Back to School Math activities will be hit in your classroom because the first month of school is a blur. Teachers need time to setting everything up to become functioning and meaningful while learning your students in your classroom. Don’t let math the first month be exhausting! Don’t get lost trying to complete initial assessments your students AND teach them at the same time! Let me share you with you some ways that I play games with my students to assess their skills and check students’ skill levels without pulling them one on one.
First Thing First
Some of the assessments I have to do one on one are done using ESGI. This saves me time because I am not flipping pages in a binder or filling out charts with a student in front of me. It also means I am not filling out data later either on my own time, flipping through a binder or puling information to form groups. I use the data gathered in ESGI to help me know what I have assessed each student on and what I have left to assess them on. I also can have it pulled up on an iPad or my cell phone while students are working to fill in information on the spot.
Using Small Groups
First, I start off the school year trying to get to know my students and figure out their educational needs. Many of us have to complete several initial assessments as well. I do not want the assessments to get in the way of learning about my students because I want to start building my relationship with them from day one.
Assess Smarter NOT Harder
My solution for the assessment blues is to have FUN interactive activities that are leveled for my learners to work on prepped and ready to go, like these Back to School Math Activities. This means I am able to work multiple student. One key is to have differentiated activities that do not look like differentiated activities! The students don’t know they are all working on a variety of levels, they think they are all working on the same thing.
Here is a fun example of a game you can use to assess number sense. There is a board game as well as different cards. You can use all the cards or you can use any combination of numbers, tally marks, ten frames, or base ten blocks to assess different groups. Your students think they are all playing the same game.
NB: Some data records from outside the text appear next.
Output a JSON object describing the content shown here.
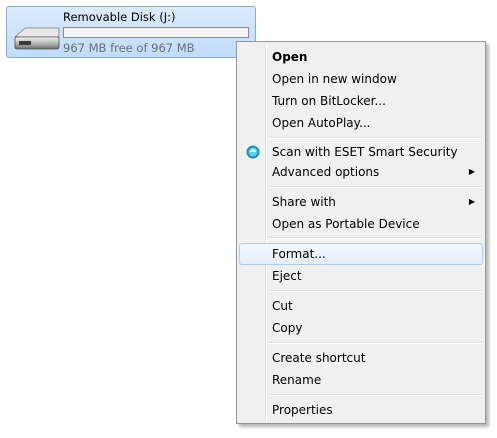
{
  "drive": {
    "name": "Removable Disk (J:)",
    "free_text": "967 MB free of 967 MB",
    "used_fraction": 0
  },
  "menu": {
    "open": "Open",
    "open_new_window": "Open in new window",
    "bitlocker": "Turn on BitLocker...",
    "autoplay": "Open AutoPlay...",
    "eset_scan": "Scan with ESET Smart Security",
    "advanced": "Advanced options",
    "share": "Share with",
    "portable": "Open as Portable Device",
    "format": "Format...",
    "eject": "Eject",
    "cut": "Cut",
    "copy": "Copy",
    "shortcut": "Create shortcut",
    "rename": "Rename",
    "properties": "Properties"
  },
  "icons": {
    "drive": "removable-drive-icon",
    "eset": "eset-icon",
    "submenu": "submenu-arrow-icon"
  },
  "colors": {
    "highlight": "#e4eefb",
    "menu_bg": "#f0f0f0",
    "drive_selection": "#c1dcfc"
  }
}
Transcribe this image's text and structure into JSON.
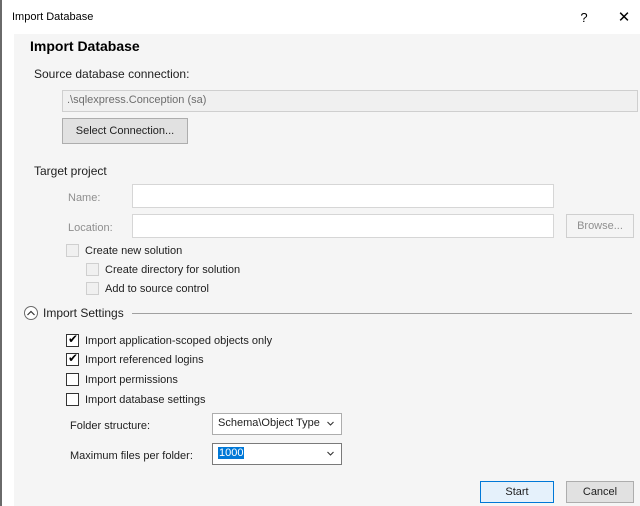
{
  "window": {
    "title": "Import Database",
    "help_glyph": "?",
    "close_glyph": "✕"
  },
  "heading": "Import Database",
  "source": {
    "label": "Source database connection:",
    "connection_value": ".\\sqlexpress.Conception (sa)",
    "select_button": "Select Connection..."
  },
  "target": {
    "label": "Target project",
    "name_label": "Name:",
    "location_label": "Location:",
    "browse_button": "Browse...",
    "create_solution": "Create new solution",
    "create_directory": "Create directory for solution",
    "add_source_control": "Add to source control"
  },
  "import_settings": {
    "label": "Import Settings",
    "options": [
      {
        "label": "Import application-scoped objects only",
        "checked": true
      },
      {
        "label": "Import referenced logins",
        "checked": true
      },
      {
        "label": "Import permissions",
        "checked": false
      },
      {
        "label": "Import database settings",
        "checked": false
      }
    ],
    "folder_structure_label": "Folder structure:",
    "folder_structure_value": "Schema\\Object Type",
    "max_files_label": "Maximum files per folder:",
    "max_files_value": "1000"
  },
  "footer": {
    "start_button": "Start",
    "cancel_button": "Cancel"
  }
}
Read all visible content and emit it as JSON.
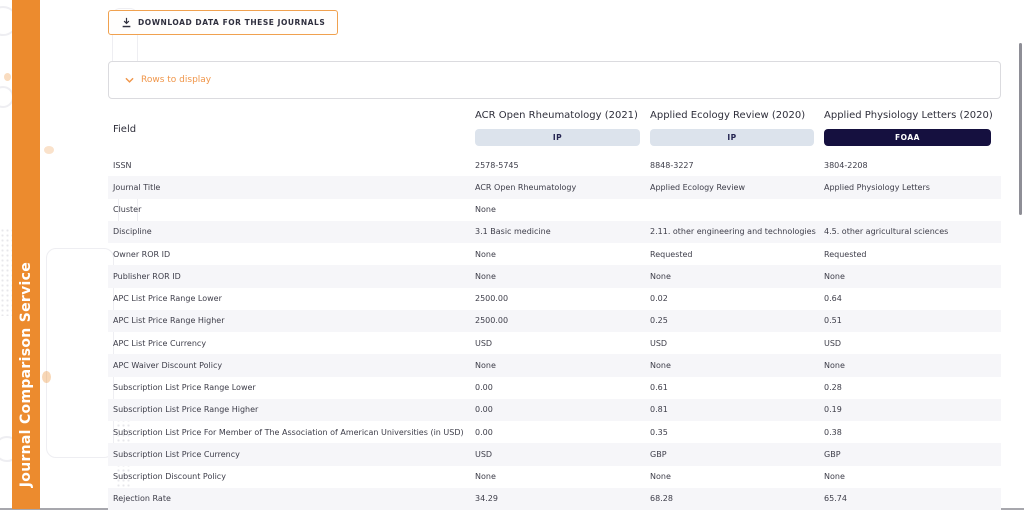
{
  "app": {
    "sidebar_title": "Journal Comparison Service"
  },
  "toolbar": {
    "download_button": "DOWNLOAD DATA FOR THESE JOURNALS"
  },
  "filters": {
    "rows_to_display_label": "Rows to display"
  },
  "comparison_table": {
    "field_column_header": "Field",
    "journals": [
      {
        "name": "ACR Open Rheumatology (2021)",
        "badge": "IP",
        "badge_variant": "light"
      },
      {
        "name": "Applied Ecology Review (2020)",
        "badge": "IP",
        "badge_variant": "light"
      },
      {
        "name": "Applied Physiology Letters (2020)",
        "badge": "FOAA",
        "badge_variant": "dark"
      }
    ],
    "rows": [
      {
        "field": "ISSN",
        "values": [
          "2578-5745",
          "8848-3227",
          "3804-2208"
        ]
      },
      {
        "field": "Journal Title",
        "values": [
          "ACR Open Rheumatology",
          "Applied Ecology Review",
          "Applied Physiology Letters"
        ]
      },
      {
        "field": "Cluster",
        "values": [
          "None",
          "",
          ""
        ]
      },
      {
        "field": "Discipline",
        "values": [
          "3.1 Basic medicine",
          "2.11. other engineering and technologies",
          "4.5. other agricultural sciences"
        ]
      },
      {
        "field": "Owner ROR ID",
        "values": [
          "None",
          "Requested",
          "Requested"
        ]
      },
      {
        "field": "Publisher ROR ID",
        "values": [
          "None",
          "None",
          "None"
        ]
      },
      {
        "field": "APC List Price Range Lower",
        "values": [
          "2500.00",
          "0.02",
          "0.64"
        ]
      },
      {
        "field": "APC List Price Range Higher",
        "values": [
          "2500.00",
          "0.25",
          "0.51"
        ]
      },
      {
        "field": "APC List Price Currency",
        "values": [
          "USD",
          "USD",
          "USD"
        ]
      },
      {
        "field": "APC Waiver Discount Policy",
        "values": [
          "None",
          "None",
          "None"
        ]
      },
      {
        "field": "Subscription List Price Range Lower",
        "values": [
          "0.00",
          "0.61",
          "0.28"
        ]
      },
      {
        "field": "Subscription List Price Range Higher",
        "values": [
          "0.00",
          "0.81",
          "0.19"
        ]
      },
      {
        "field": "Subscription List Price For Member of The Association of American Universities (in USD)",
        "values": [
          "0.00",
          "0.35",
          "0.38"
        ]
      },
      {
        "field": "Subscription List Price Currency",
        "values": [
          "USD",
          "GBP",
          "GBP"
        ]
      },
      {
        "field": "Subscription Discount Policy",
        "values": [
          "None",
          "None",
          "None"
        ]
      },
      {
        "field": "Rejection Rate",
        "values": [
          "34.29",
          "68.28",
          "65.74"
        ]
      }
    ]
  },
  "colors": {
    "accent_orange": "#EC8B2E",
    "accent_orange_light": "#F0964A",
    "badge_light_bg": "#DCE3EC",
    "badge_light_text": "#232350",
    "badge_dark_bg": "#15103F",
    "badge_dark_text": "#FFFFFF",
    "row_stripe": "#F6F6F9",
    "text_primary": "#3D3D49"
  }
}
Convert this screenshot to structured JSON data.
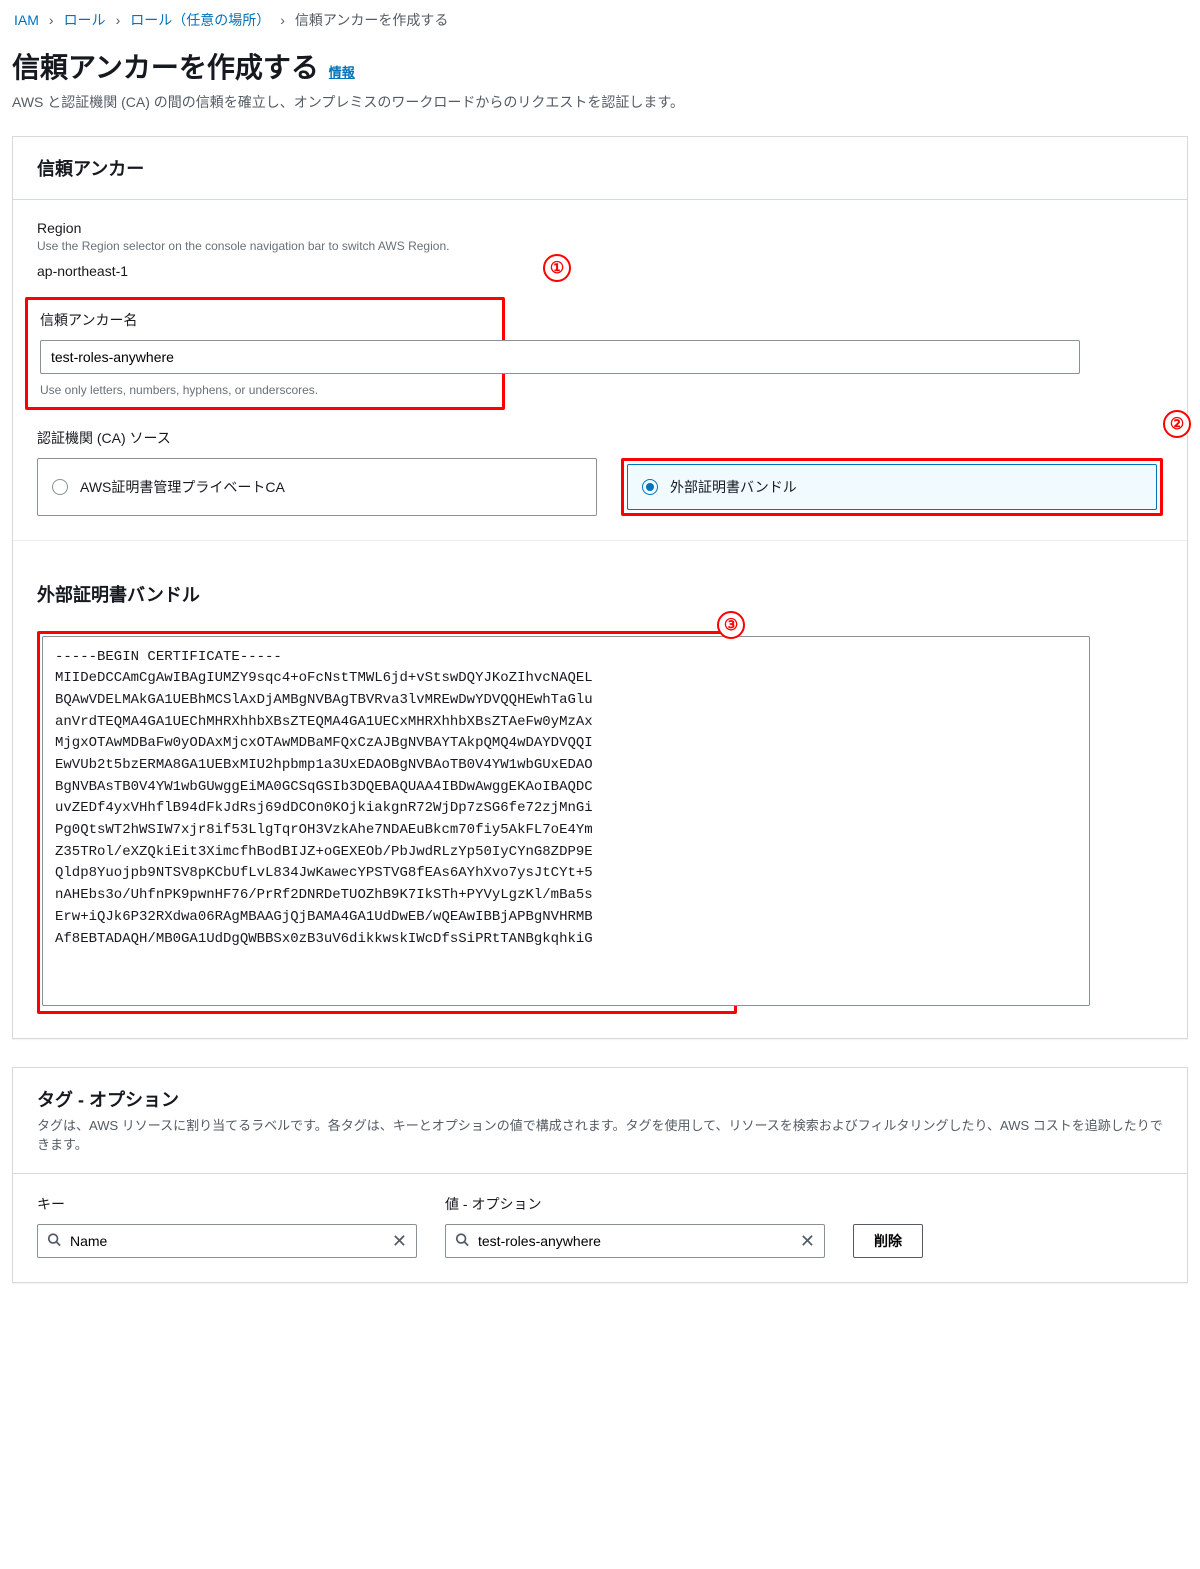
{
  "breadcrumb": {
    "items": [
      "IAM",
      "ロール",
      "ロール（任意の場所）"
    ],
    "current": "信頼アンカーを作成する"
  },
  "page": {
    "title": "信頼アンカーを作成する",
    "info": "情報",
    "desc": "AWS と認証機関 (CA) の間の信頼を確立し、オンプレミスのワークロードからのリクエストを認証します。"
  },
  "trust_anchor": {
    "panel_title": "信頼アンカー",
    "region_label": "Region",
    "region_hint": "Use the Region selector on the console navigation bar to switch AWS Region.",
    "region_value": "ap-northeast-1",
    "name_label": "信頼アンカー名",
    "name_value": "test-roles-anywhere",
    "name_hint": "Use only letters, numbers, hyphens, or underscores.",
    "ca_source_label": "認証機関 (CA) ソース",
    "ca_options": {
      "acm_pca": "AWS証明書管理プライベートCA",
      "external": "外部証明書バンドル"
    },
    "external_bundle_title": "外部証明書バンドル",
    "certificate": "-----BEGIN CERTIFICATE-----\nMIIDeDCCAmCgAwIBAgIUMZY9sqc4+oFcNstTMWL6jd+vStswDQYJKoZIhvcNAQEL\nBQAwVDELMAkGA1UEBhMCSlAxDjAMBgNVBAgTBVRva3lvMREwDwYDVQQHEwhTaGlu\nanVrdTEQMA4GA1UEChMHRXhhbXBsZTEQMA4GA1UECxMHRXhhbXBsZTAeFw0yMzAx\nMjgxOTAwMDBaFw0yODAxMjcxOTAwMDBaMFQxCzAJBgNVBAYTAkpQMQ4wDAYDVQQI\nEwVUb2t5bzERMA8GA1UEBxMIU2hpbmp1a3UxEDAOBgNVBAoTB0V4YW1wbGUxEDAO\nBgNVBAsTB0V4YW1wbGUwggEiMA0GCSqGSIb3DQEBAQUAA4IBDwAwggEKAoIBAQDC\nuvZEDf4yxVHhflB94dFkJdRsj69dDCOn0KOjkiakgnR72WjDp7zSG6fe72zjMnGi\nPg0QtsWT2hWSIW7xjr8if53LlgTqrOH3VzkAhe7NDAEuBkcm70fiy5AkFL7oE4Ym\nZ35TRol/eXZQkiEit3XimcfhBodBIJZ+oGEXEOb/PbJwdRLzYp50IyCYnG8ZDP9E\nQldp8Yuojpb9NTSV8pKCbUfLvL834JwKawecYPSTVG8fEAs6AYhXvo7ysJtCYt+5\nnAHEbs3o/UhfnPK9pwnHF76/PrRf2DNRDeTUOZhB9K7IkSTh+PYVyLgzKl/mBa5s\nErw+iQJk6P32RXdwa06RAgMBAAGjQjBAMA4GA1UdDwEB/wQEAwIBBjAPBgNVHRMB\nAf8EBTADAQH/MB0GA1UdDgQWBBSx0zB3uV6dikkwskIWcDfsSiPRtTANBgkqhkiG"
  },
  "tags": {
    "panel_title": "タグ - オプション",
    "panel_desc": "タグは、AWS リソースに割り当てるラベルです。各タグは、キーとオプションの値で構成されます。タグを使用して、リソースを検索およびフィルタリングしたり、AWS コストを追跡したりできます。",
    "key_label": "キー",
    "value_label": "値 - オプション",
    "row": {
      "key": "Name",
      "value": "test-roles-anywhere"
    },
    "remove_label": "削除"
  },
  "annotations": {
    "one": "①",
    "two": "②",
    "three": "③"
  }
}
In actuality, you are differentiating it based on what assessments you need and what that group of children are working on. There is also TWO game boards that look similar. One allows for a quicker game and one allows for a longer game. 🙂
One trick I found is by playing this game with one item, such as number cards, then playing again and adding another type of card into the pile. This works for several reasons. First, we want to teach out students how to play games. Second, we want to make learning fun. Some student play a game the first time to simply learn how to play a game. Playing the same game multiple times can help these students learn how to play games while allowing you to learn what they know.
Another huge solution is to give your students activities that you need to assess. You allow them to compete the activity to see what they know and understand. I like the idea more than sitting with students one on one because you can complete more assessments in a fun, no pressure format. Since my students are in groups, I can assess a few math activities per group and I can be done by the end of a week.
Here is an example of a leveled activity example from this Back to School Math Activity pack. The first game has students counting base ten blocks and writing the correct number in the box provided. If you students are using this in small groups, and there are 4 color coded versions of this game going from 1-20. This activity works on counting and writing the matching number. You can change out the cards in each color to match students needs. Some students can count and write numbers 1-10. Other students can count and write 11-20. And still others can do another combination. I know many of my kinders coming knowing 1-10, but struggle with their teen numbers.
Next, here is a similar, differentiated game. This activity works on counting the base ten blocks and matching them to the correct number. This is great to use when you see writing numbers as a problem.
There is 4 color coded versions of this activity as well.
They store nicely inside one of my favorite management tools…
One trick I like to do is start with the easier game, in this case the matching game. When students master that activity, I jot a note down to remind me later on their success. (I enter that data into ESGI.) Then I give them the harder version to play or I add different types of questions to ask.
If I am concerned my students didn’t master that activity because they didn’t understand base ten blocks. I allow them to work on a similar activity with number sets like this game. Using just these pencil cards is also a great way to assess counting one to one.
Self Checking Puzzles
Here is a fun Back to School Math Activity puzzles game that self checks! Here is 4 color coded versions, each creates a different picture. I print the mats back to back for an addition level of differentiation. Students can use the mat with the image already on it or choose the more difficult side without the image on it, which is one element of differentiation. A student gets a ten frame piece then counts the number on it. As they place their ten frame on the mat, they create a self checking picture. For your advanced learners, there is an addition and subtraction version as well, all using the same mats. This system is perfect for basic skills and accelerated students! Notice the number line support on the bottom? That is just extra support for those who may need it.
Number Sense Sorting
Another way to assess students in the beginning of the year is with this number sense Back to School Math Activity game I like to use in math centers. Students focus on understanding numbers in multiple ways for numbers 1-10.
Students place the mats down in an area. They put the correct crayon pieces in the crayon box for that number. There are MANY options for sorting that you can use that include numbers, number words, fingers, tally marks, ten frames, base ten blocks, time to the hour, addition, and subtraction pieces. You can add or take away sorting pieces to fit the needs of your class while letting them explore number sense.
Here is another simple measurement activity, which focuses on finding the heavier item. There is 4 color coded sets and a printable recording sheet. Students take their card sets to see which object is heavier. They circle the heavier item.